McNamara says people will be able to plug into the device, generally below the steering wheel.
The device will extract all of the data from a car, including its g-force, and store it in the cloud.
The team has created both a mobile app and a website to complement the device.
"The online platform lets users communicate with their friends and social media streams. It also aims to educate them on how to drive more safely and will reward them for doing so with prizes."
McNamara says parents will also be able to monitor their teens' driving behaviour via the Clevermiles website or mobile app.
"We wanted to add a gamification element, with micro-rewards and monthly epic rewards for good driver behaviour," he says. And drivers will apparently be able to review their driving history as well as monitor their scores.
"We are taking a practical approach, using game dynamics to incentivise continuous improvement in driving behaviour."
The Clevermiles team has also found a supplier for its technology, so the aim is to go to market in the near future.

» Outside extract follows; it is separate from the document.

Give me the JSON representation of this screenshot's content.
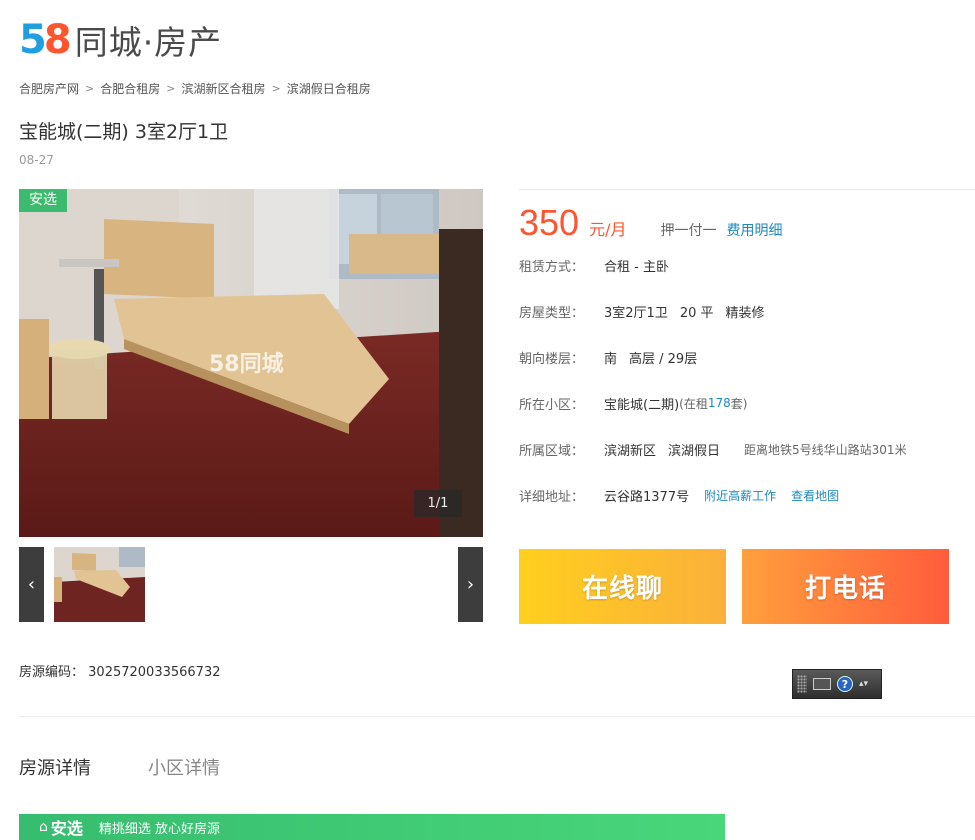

"The discussions with the supplier are still ongoing. We had initially planned to manufacture the devices ourselves but we put the focus on getting an MVP out in the market as soon as possible. Buying in hardware allows us to do this. We plan to soft launch the product towards the end of this summer," adds McNamara.